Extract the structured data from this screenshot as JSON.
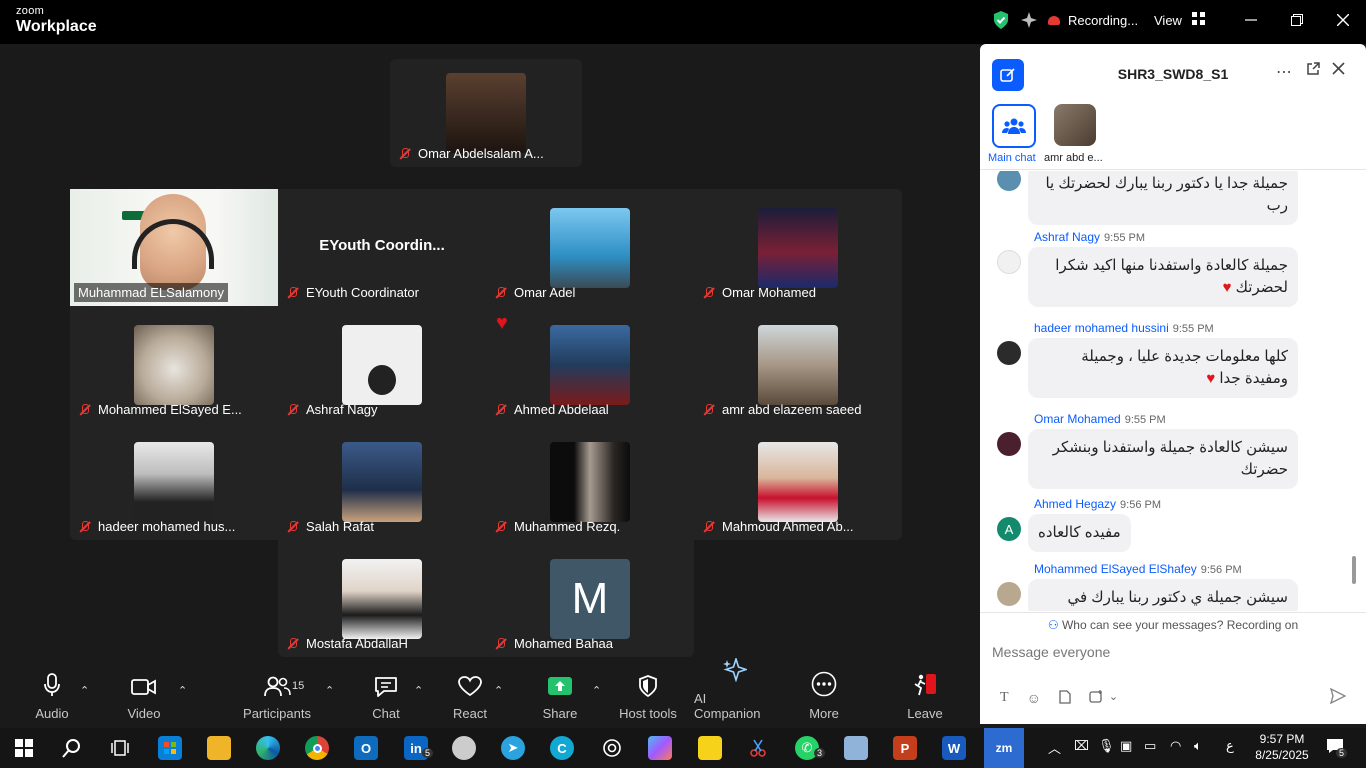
{
  "titlebar": {
    "brand_top": "zoom",
    "brand_bottom": "Workplace",
    "recording": "Recording...",
    "view": "View"
  },
  "tiles": {
    "top": "Omar Abdelsalam A...",
    "host": "Muhammad ELSalamony",
    "coord_banner": "EYouth  Coordin...",
    "coord": "EYouth Coordinator",
    "omar_adel": "Omar Adel",
    "omar_mohamed": "Omar Mohamed",
    "mohammed_elsayed": "Mohammed ElSayed E...",
    "ashraf": "Ashraf Nagy",
    "ahmed_abdelaal": "Ahmed Abdelaal",
    "amr": "amr abd elazeem saeed",
    "hadeer": "hadeer mohamed hus...",
    "salah": "Salah Rafat",
    "rezq": "Muhammed Rezq.",
    "mahmoud": "Mahmoud Ahmed Ab...",
    "mostafa": "Mostafa AbdallaH",
    "bahaa": "Mohamed Bahaa",
    "bahaa_initial": "M"
  },
  "toolbar": {
    "audio": "Audio",
    "video": "Video",
    "participants": "Participants",
    "participants_count": "15",
    "chat": "Chat",
    "react": "React",
    "share": "Share",
    "host_tools": "Host tools",
    "ai": "AI Companion",
    "more": "More",
    "leave": "Leave"
  },
  "chat": {
    "title": "SHR3_SWD8_S1",
    "tab_main": "Main chat",
    "tab_user": "amr abd e...",
    "messages": [
      {
        "name": "",
        "time": "",
        "text": "جميلة جدا يا دكتور ربنا يبارك لحضرتك يا رب"
      },
      {
        "name": "Ashraf Nagy",
        "time": "9:55 PM",
        "text": "جميلة كالعادة واستفدنا منها اكيد شكرا لحضرتك"
      },
      {
        "name": "hadeer mohamed hussini",
        "time": "9:55 PM",
        "text": "كلها معلومات جديدة عليا ، وجميلة ومفيدة جدا"
      },
      {
        "name": "Omar Mohamed",
        "time": "9:55 PM",
        "text": "سيشن كالعادة جميلة واستفدنا وبنشكر حضرتك"
      },
      {
        "name": "Ahmed Hegazy",
        "time": "9:56 PM",
        "text": "مفيده كالعاده",
        "initial": "A"
      },
      {
        "name": "Mohammed ElSayed ElShafey",
        "time": "9:56 PM",
        "text": "سيشن جميلة ي دكتور ربنا يبارك في"
      }
    ],
    "privacy": "Who can see your messages? Recording on",
    "placeholder": "Message everyone"
  },
  "taskbar": {
    "time": "9:57 PM",
    "date": "8/25/2025",
    "lang": "ع",
    "linkedin_badge": "5",
    "whatsapp_badge": "3",
    "notif_badge": "5"
  },
  "colors": {
    "accent": "#0b5cff",
    "muted_red": "#e53935",
    "share_green": "#25c26e"
  }
}
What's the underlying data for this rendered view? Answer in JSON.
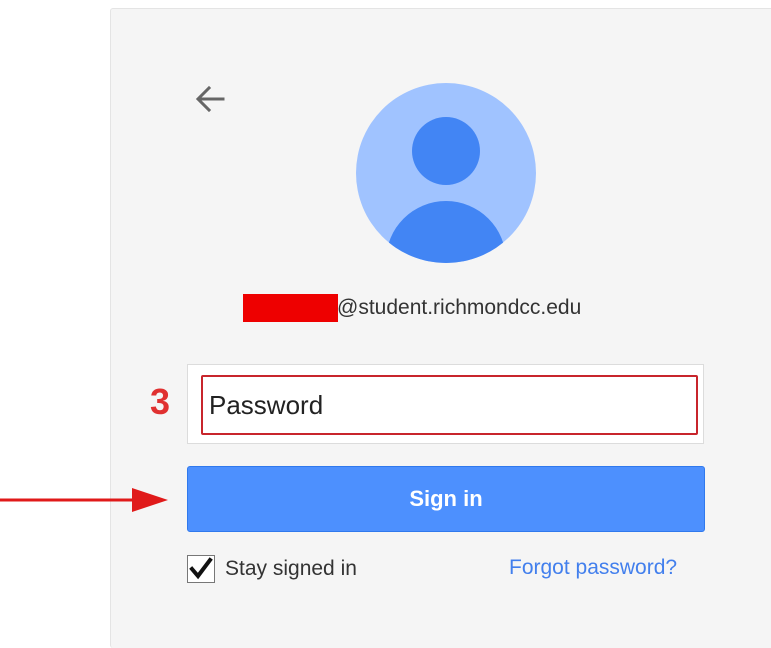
{
  "account": {
    "email_suffix": "@student.richmondcc.edu"
  },
  "password_field": {
    "placeholder": "Password",
    "value": ""
  },
  "annotation": {
    "step_number": "3"
  },
  "sign_in_button": {
    "label": "Sign in"
  },
  "stay_signed_in": {
    "label": "Stay signed in",
    "checked": true
  },
  "forgot_password": {
    "label": "Forgot password?"
  },
  "colors": {
    "primary_button": "#4d90fe",
    "link": "#427fed",
    "annotation_red": "#e03030",
    "avatar_light": "#a0c3ff",
    "avatar_dark": "#4285f4"
  },
  "icons": {
    "back": "arrow-left",
    "avatar": "default-person-silhouette",
    "checkbox": "check-mark",
    "annotation_arrow": "arrow-right"
  }
}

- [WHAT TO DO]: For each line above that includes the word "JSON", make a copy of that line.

- [REPLY]:
Extract the structured data from this screenshot as JSON.
What's the underlying data for this rendered view? Answer in JSON.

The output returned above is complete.